The New York Times gathered several opinion pieces from experts in the field debating whether the ADHD diagnosis is helping or hurting kids.
The contributing writers — special educators, behavioral pediatricians, authors — share their thoughts, research, and experience diagnosing — or not diagnosing — childhood ADHD.
While the issue is publicly debated on a national stage among the experts, it’s also a hot-button topic among colleagues in the workplace and within families at the dinner table.
Many of us have deeply personal experiences with ADHD through our own diagnoses — or those of our children, siblings, and friends.
In his piece, Growing Up ADD, Erik Reedstrom, a developer for Parent.co, shares his powerful story about the impact of receiving an ADD diagnosis as a child.
[su_quote]By my teenage years I had discovered that I thought quicker and more expressively when I forgot to take my medicine. And as part of the required rebellion and independence that accompanies one’s teens, I simply refused to take them anymore. That was it, I was done with psychiatrists and medicine.
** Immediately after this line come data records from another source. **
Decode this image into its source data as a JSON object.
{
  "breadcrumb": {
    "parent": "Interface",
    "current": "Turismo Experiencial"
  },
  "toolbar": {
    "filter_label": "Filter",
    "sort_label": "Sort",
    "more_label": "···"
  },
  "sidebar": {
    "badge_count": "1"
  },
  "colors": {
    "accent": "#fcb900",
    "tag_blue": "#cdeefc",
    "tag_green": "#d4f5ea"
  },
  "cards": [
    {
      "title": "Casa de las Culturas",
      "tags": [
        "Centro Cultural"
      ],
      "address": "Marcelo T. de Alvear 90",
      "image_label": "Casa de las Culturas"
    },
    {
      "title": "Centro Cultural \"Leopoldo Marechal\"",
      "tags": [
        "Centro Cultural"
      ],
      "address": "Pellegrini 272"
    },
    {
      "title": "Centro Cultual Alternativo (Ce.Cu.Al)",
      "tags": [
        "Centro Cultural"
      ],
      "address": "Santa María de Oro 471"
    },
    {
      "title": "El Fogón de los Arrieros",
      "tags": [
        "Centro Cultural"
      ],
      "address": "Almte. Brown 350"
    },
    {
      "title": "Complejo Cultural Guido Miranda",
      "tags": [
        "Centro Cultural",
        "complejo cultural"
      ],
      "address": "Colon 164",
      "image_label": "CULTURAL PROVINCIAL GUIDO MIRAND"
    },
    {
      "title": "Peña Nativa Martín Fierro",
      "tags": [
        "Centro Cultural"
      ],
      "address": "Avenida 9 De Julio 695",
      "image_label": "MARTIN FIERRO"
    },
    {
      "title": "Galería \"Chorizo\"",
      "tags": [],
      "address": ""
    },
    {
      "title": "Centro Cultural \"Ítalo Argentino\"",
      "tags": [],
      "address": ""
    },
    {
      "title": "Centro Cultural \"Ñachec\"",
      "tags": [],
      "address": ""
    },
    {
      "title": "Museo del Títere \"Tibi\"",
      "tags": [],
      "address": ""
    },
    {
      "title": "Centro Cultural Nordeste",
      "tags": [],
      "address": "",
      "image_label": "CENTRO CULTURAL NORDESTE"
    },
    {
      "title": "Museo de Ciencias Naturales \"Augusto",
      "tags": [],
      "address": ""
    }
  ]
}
I still believed ADD was a real thing — I was somehow mentally deficient; however, I was perfectly happy to be so.[/su_quote]
Clearly, a discussion missing from the larger conversation about ADHD is the potentially negative impact of receiving the diagnosis as a child, versus the possible clarity and relief gained when diagnosed as an adult.